Health Populi’s Hot Points: In Medscape’s complementary report on Lifestyle & Happiness for 2021, physicians were asked how anxious they felt about their future in the wake of the coronavirus pandemic, shown in the chart here from the report.
Four in ten U.S. doctors were somewhat or very anxious, and another one-third of physicians felt slightly anxious.
When the Institute for Healthcare Improvement (IHI) developed the concept of the Triple Aim in 2007, it was founded on three pillars: enhancing patient experience, improving population health, and lowering per capita health care costs.
By 2014, Dr. Thomas Bodenheimer and Dr. Christine Sinsky called out a fourth aim — improving the work-life balance of clinicians and staff, re-coining the IHI’s concept as The “Quadruple” Aim with the fourth pillar of clinician well-being.
In their seminal article published in the Annals of Family Medicine. Bodenheimer and Sinsky wrote,
“Professional burnout is characterized by loss of enthusiasm for work, feelings of cynicism, and a low sense of personal accomplishment and is associated with early retirement, alcohol use, and suicidal ideation.”
In their anecdotes gathered through primary research, the authors quoted one doctor who would be cited in the 2021 Medscape survey on burnout:
“I am no longer a physician but the data manager, data entry clerk, and steno girl…I became a doctor to take care of patients.
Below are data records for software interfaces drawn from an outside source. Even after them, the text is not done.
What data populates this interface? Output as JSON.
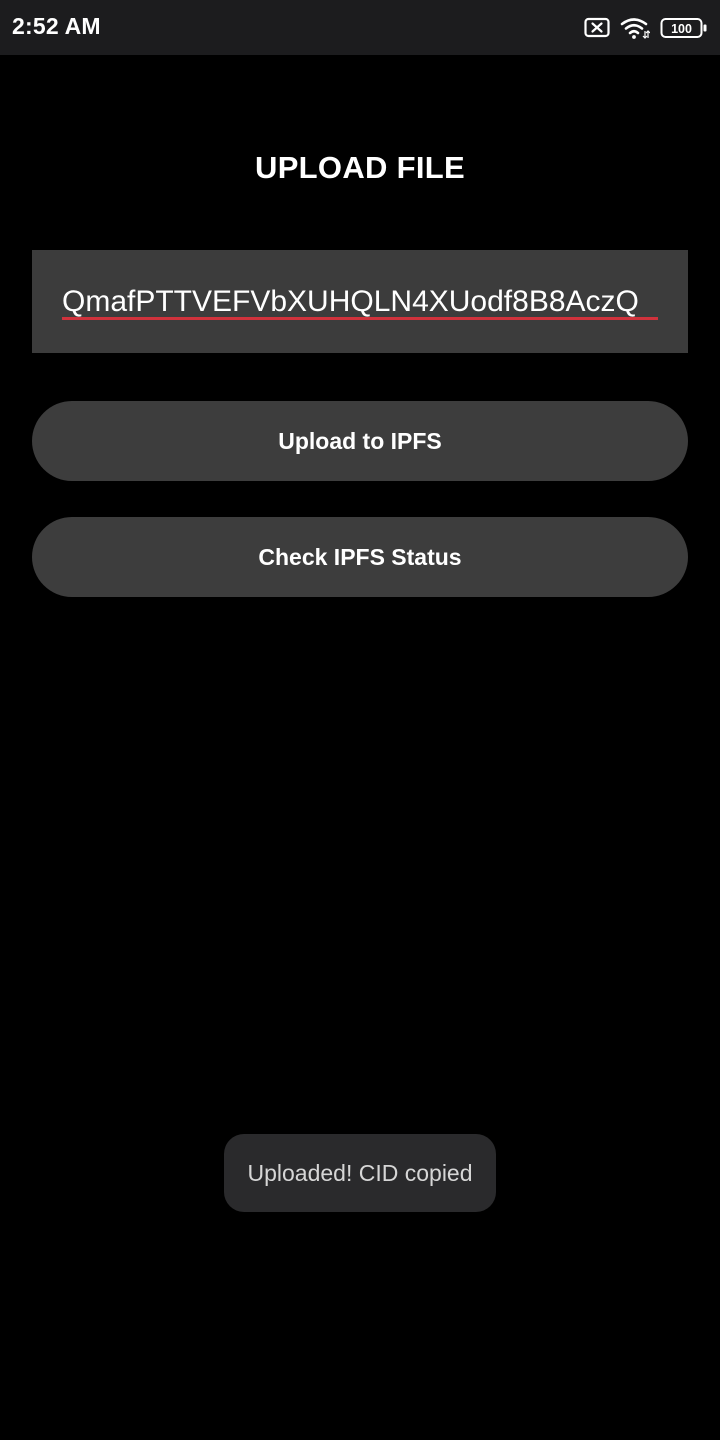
{
  "status_bar": {
    "time": "2:52 AM",
    "battery_level": "100",
    "icons": [
      "sim-off-icon",
      "wifi-icon",
      "battery-icon"
    ]
  },
  "main": {
    "title": "UPLOAD FILE",
    "cid_field": {
      "value": "QmafPTTVEFVbXUHQLN4XUodf8B8AczQ"
    },
    "buttons": {
      "upload_label": "Upload to IPFS",
      "status_label": "Check IPFS Status"
    }
  },
  "toast": {
    "message": "Uploaded! CID copied"
  },
  "colors": {
    "background": "#000000",
    "status_bar": "#1c1c1e",
    "field_background": "#3c3c3c",
    "button_background": "#3d3d3d",
    "spellcheck_underline": "#d0323c",
    "toast_background": "#2a2a2c"
  }
}
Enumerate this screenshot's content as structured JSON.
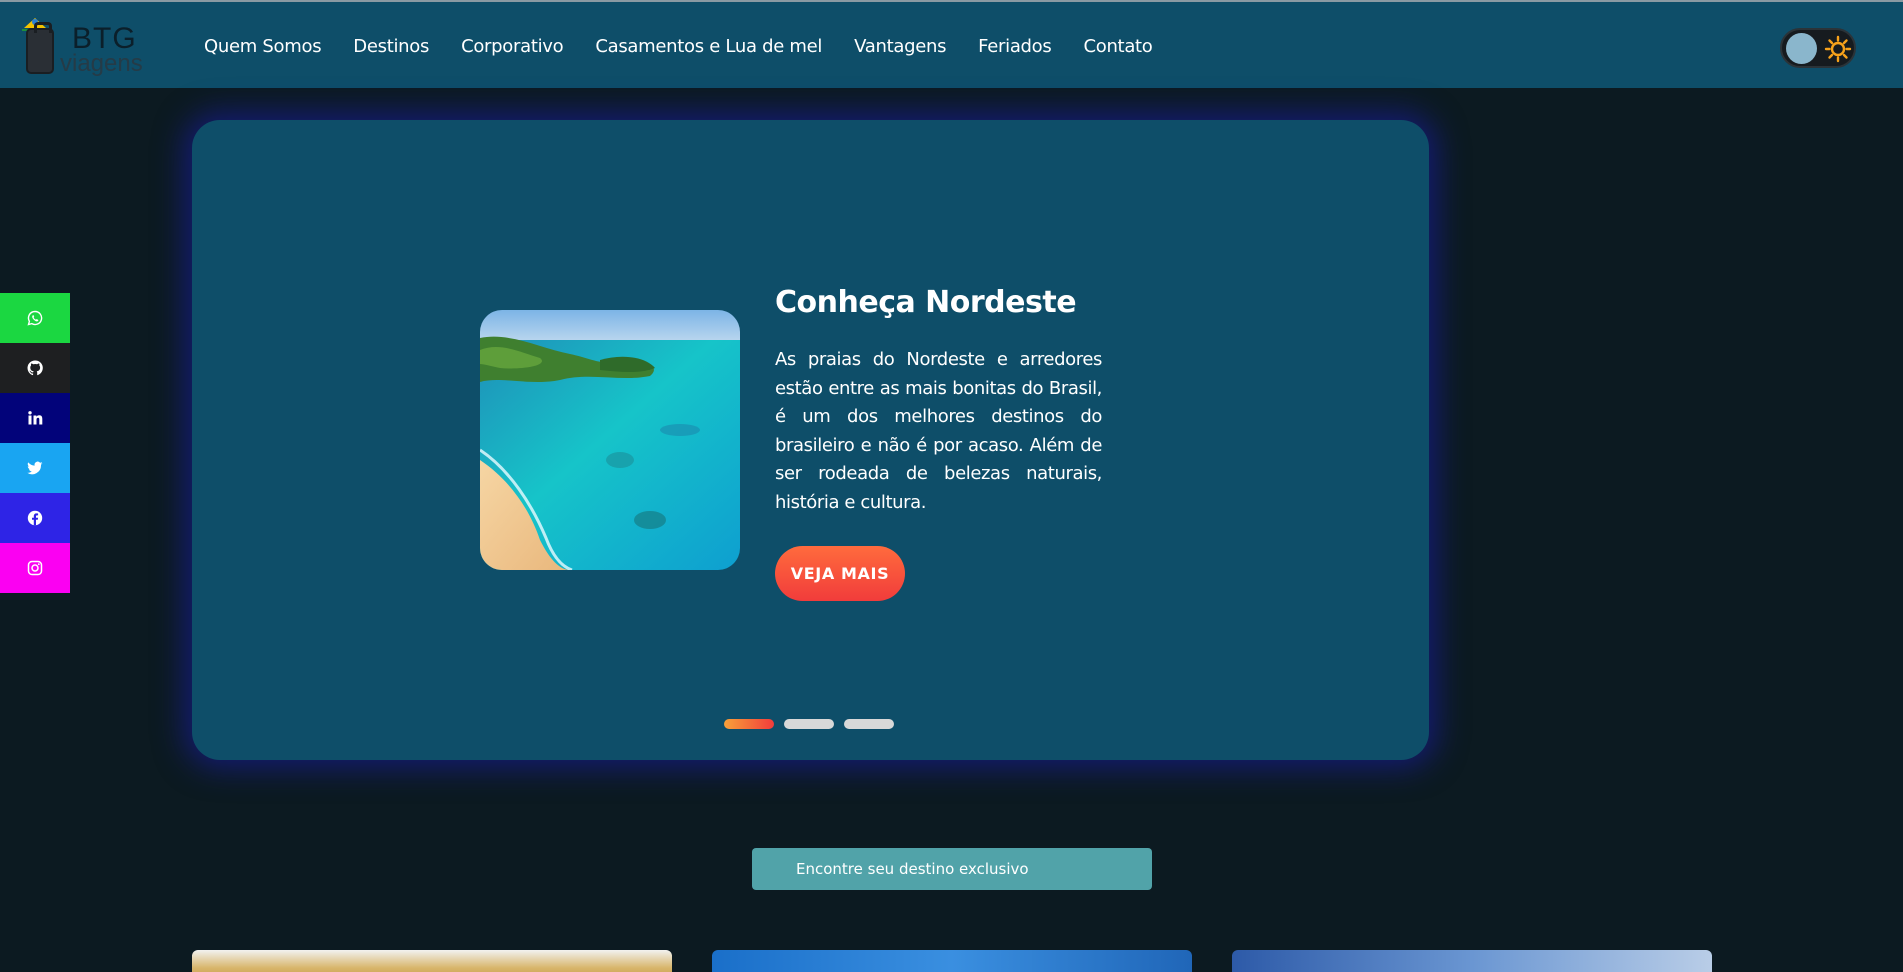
{
  "brand": {
    "line1": "BTG",
    "line2": "viagens"
  },
  "nav": [
    {
      "label": "Quem Somos"
    },
    {
      "label": "Destinos"
    },
    {
      "label": "Corporativo"
    },
    {
      "label": "Casamentos e Lua de mel"
    },
    {
      "label": "Vantagens"
    },
    {
      "label": "Feriados"
    },
    {
      "label": "Contato"
    }
  ],
  "theme_toggle": {
    "state": "light",
    "icon": "sun-icon"
  },
  "social": [
    {
      "name": "whatsapp",
      "color": "#1bd741"
    },
    {
      "name": "github",
      "color": "#1e1f21"
    },
    {
      "name": "linkedin",
      "color": "#02037a"
    },
    {
      "name": "twitter",
      "color": "#19a5f2"
    },
    {
      "name": "facebook",
      "color": "#2e24e6"
    },
    {
      "name": "instagram",
      "color": "#fb00f2"
    }
  ],
  "hero": {
    "title": "Conheça Nordeste",
    "text": "As praias do Nordeste e arredores estão entre as mais bonitas do Brasil, é um dos melhores destinos do brasileiro e não é por acaso. Além de ser rodeada de belezas naturais, história e cultura.",
    "button": "VEJA MAIS",
    "slides": 3,
    "active_slide": 1
  },
  "cta": {
    "label": "Encontre seu destino exclusivo"
  },
  "colors": {
    "header": "#0e4e69",
    "background": "#0c1a21",
    "accent": "#f13c3b",
    "cta": "#51a3a9"
  }
}
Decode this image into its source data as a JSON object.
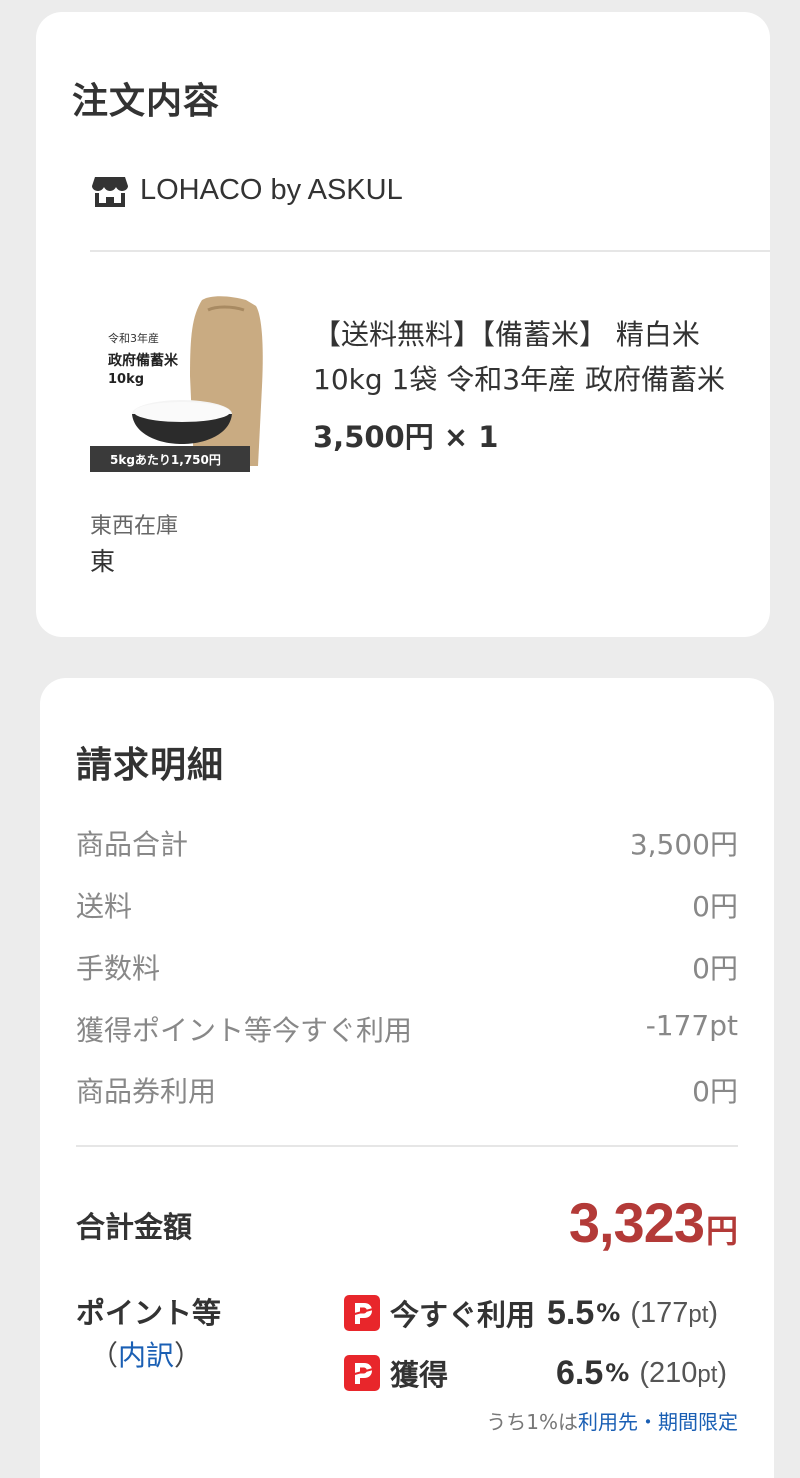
{
  "order": {
    "title": "注文内容",
    "shop_name": "LOHACO by ASKUL",
    "product": {
      "thumb_text_year": "令和3年産",
      "thumb_text_name": "政府備蓄米",
      "thumb_text_weight": "10kg",
      "thumb_text_badge": "5kgあたり1,750円",
      "name": "【送料無料】【備蓄米】 精白米 10kg 1袋 令和3年産 政府備蓄米",
      "price_line": "3,500円 × 1"
    },
    "option_label": "東西在庫",
    "option_value": "東"
  },
  "bill": {
    "title": "請求明細",
    "rows": [
      {
        "label": "商品合計",
        "value": "3,500円"
      },
      {
        "label": "送料",
        "value": "0円"
      },
      {
        "label": "手数料",
        "value": "0円"
      },
      {
        "label": "獲得ポイント等今すぐ利用",
        "value": "-177pt"
      },
      {
        "label": "商品券利用",
        "value": "0円"
      }
    ],
    "total_label": "合計金額",
    "total_value": "3,323",
    "total_unit": "円",
    "points_label": "ポイント等",
    "points_detail_open": "（",
    "points_detail_link": "内訳",
    "points_detail_close": "）",
    "use_now": {
      "name": "今すぐ利用",
      "rate": "5.5",
      "pct": "%",
      "paren_open": "(",
      "pt": "177",
      "pt_unit": "pt",
      "paren_close": ")"
    },
    "earn": {
      "name": "獲得",
      "rate": "6.5",
      "pct": "%",
      "paren_open": "(",
      "pt": "210",
      "pt_unit": "pt",
      "paren_close": ")"
    },
    "note_prefix": "うち1%は",
    "note_link": "利用先・期間限定"
  },
  "colors": {
    "accent_red": "#b33a38",
    "paypay_red": "#e8262b",
    "link_blue": "#1a5fb4"
  }
}
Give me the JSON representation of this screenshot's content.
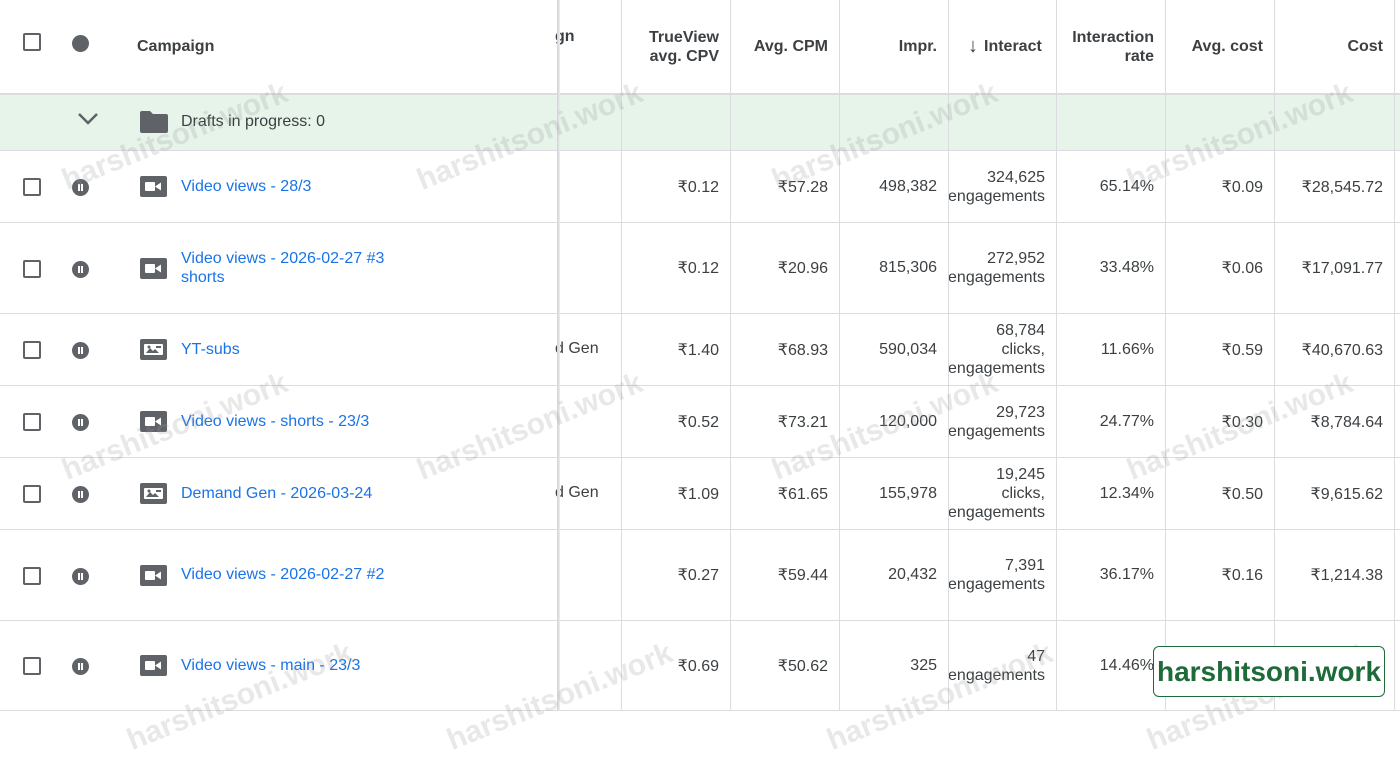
{
  "header": {
    "campaign": "Campaign",
    "campaign_type_partial": "gn",
    "trueview_cpv": "TrueView\navg. CPV",
    "avg_cpm": "Avg. CPM",
    "impr": "Impr.",
    "interactions": "Interact",
    "interaction_rate": "Interaction\nrate",
    "avg_cost": "Avg. cost",
    "cost": "Cost"
  },
  "drafts": {
    "label": "Drafts in progress:",
    "count": "0"
  },
  "rows": [
    {
      "name": "Video views - 28/3",
      "type": "video",
      "type_partial": "",
      "cpv": "₹0.12",
      "cpm": "₹57.28",
      "impr": "498,382",
      "interactions": "324,625\nengagements",
      "rate": "65.14%",
      "avg_cost": "₹0.09",
      "cost": "₹28,545.72"
    },
    {
      "name": "Video views - 2026-02-27 #3\nshorts",
      "type": "video",
      "type_partial": "",
      "cpv": "₹0.12",
      "cpm": "₹20.96",
      "impr": "815,306",
      "interactions": "272,952\nengagements",
      "rate": "33.48%",
      "avg_cost": "₹0.06",
      "cost": "₹17,091.77"
    },
    {
      "name": "YT-subs",
      "type": "demand-gen",
      "type_partial": "d Gen",
      "cpv": "₹1.40",
      "cpm": "₹68.93",
      "impr": "590,034",
      "interactions": "68,784\nclicks,\nengagements",
      "rate": "11.66%",
      "avg_cost": "₹0.59",
      "cost": "₹40,670.63"
    },
    {
      "name": "Video views - shorts - 23/3",
      "type": "video",
      "type_partial": "",
      "cpv": "₹0.52",
      "cpm": "₹73.21",
      "impr": "120,000",
      "interactions": "29,723\nengagements",
      "rate": "24.77%",
      "avg_cost": "₹0.30",
      "cost": "₹8,784.64"
    },
    {
      "name": "Demand Gen - 2026-03-24",
      "type": "demand-gen",
      "type_partial": "d Gen",
      "cpv": "₹1.09",
      "cpm": "₹61.65",
      "impr": "155,978",
      "interactions": "19,245\nclicks,\nengagements",
      "rate": "12.34%",
      "avg_cost": "₹0.50",
      "cost": "₹9,615.62"
    },
    {
      "name": "Video views - 2026-02-27 #2",
      "type": "video",
      "type_partial": "",
      "cpv": "₹0.27",
      "cpm": "₹59.44",
      "impr": "20,432",
      "interactions": "7,391\nengagements",
      "rate": "36.17%",
      "avg_cost": "₹0.16",
      "cost": "₹1,214.38"
    },
    {
      "name": "Video views - main - 23/3",
      "type": "video",
      "type_partial": "",
      "cpv": "₹0.69",
      "cpm": "₹50.62",
      "impr": "325",
      "interactions": "47\nengagements",
      "rate": "14.46%",
      "avg_cost": "",
      "cost": ""
    }
  ],
  "watermark_text": "harshitsoni.work",
  "badge_text": "harshitsoni.work",
  "colors": {
    "link": "#1a73e8",
    "drafts_bg": "#e6f4ea",
    "badge": "#1e6b3a"
  }
}
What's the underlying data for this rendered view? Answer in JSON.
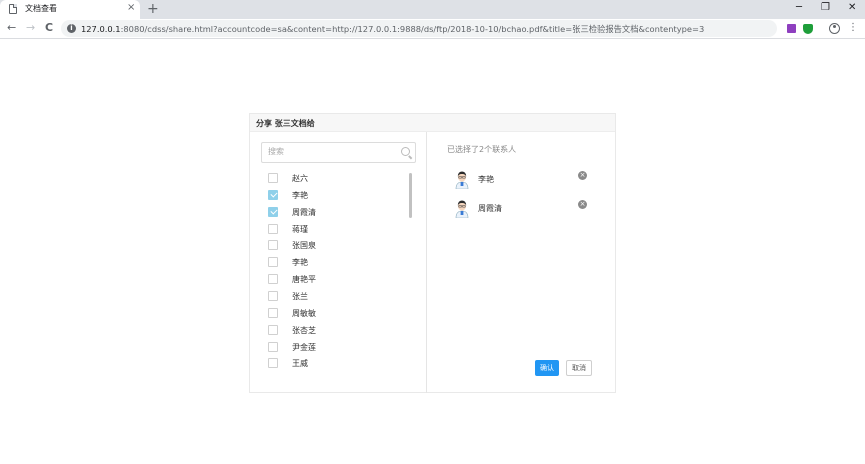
{
  "browser": {
    "tab_title": "文档查看",
    "tab_close": "×",
    "new_tab": "+",
    "minimize": "─",
    "restore": "❐",
    "close": "✕",
    "back": "←",
    "forward": "→",
    "reload": "C",
    "url_host": "127.0.0.1",
    "url_rest": ":8080/cdss/share.html?accountcode=sa&content=http://127.0.0.1:9888/ds/ftp/2018-10-10/bchao.pdf&title=张三检验报告文档&contentype=3",
    "menu": "⋮"
  },
  "dialog": {
    "title": "分享 张三文档给",
    "search_placeholder": "搜索",
    "contacts": [
      {
        "name": "赵六",
        "checked": false
      },
      {
        "name": "李艳",
        "checked": true
      },
      {
        "name": "周霞清",
        "checked": true
      },
      {
        "name": "蒋瑾",
        "checked": false
      },
      {
        "name": "张国泉",
        "checked": false
      },
      {
        "name": "李艳",
        "checked": false
      },
      {
        "name": "唐艳平",
        "checked": false
      },
      {
        "name": "张兰",
        "checked": false
      },
      {
        "name": "周敏敏",
        "checked": false
      },
      {
        "name": "张杏芝",
        "checked": false
      },
      {
        "name": "尹金莲",
        "checked": false
      },
      {
        "name": "王威",
        "checked": false
      }
    ],
    "selected_count_text": "已选择了2个联系人",
    "selected": [
      {
        "name": "李艳"
      },
      {
        "name": "周霞清"
      }
    ],
    "remove_glyph": "×",
    "confirm_label": "确认",
    "cancel_label": "取消"
  }
}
I have become the typist.”
Administrative burdens and hassles continue to rank top-of-mind in stressors driving physician burnout.
Add in the lengthening pandemic, growing variants of the virus, and supply constraints of inpatient settings in many health care markets, and this already-shaky pillar of the Quadruple Aim is weakened by the public health crisis.
As we consider re-investing in the U.S. health care system in the current discussions (and negotiations) of the American Rescue Act, part of the pandemic response must be targeted to medical providers at the front-line of COVID-19 care across several fronts: shoring up hospital finances is key, but ensuring the well-being of clinicians must be part of our Rescue strategy, as well.
Our clinicians’ well-being is not a future strategic forecast data point. This is a current threat to the quality and sustainability of health care in America for all patients in and beyond COVID-19.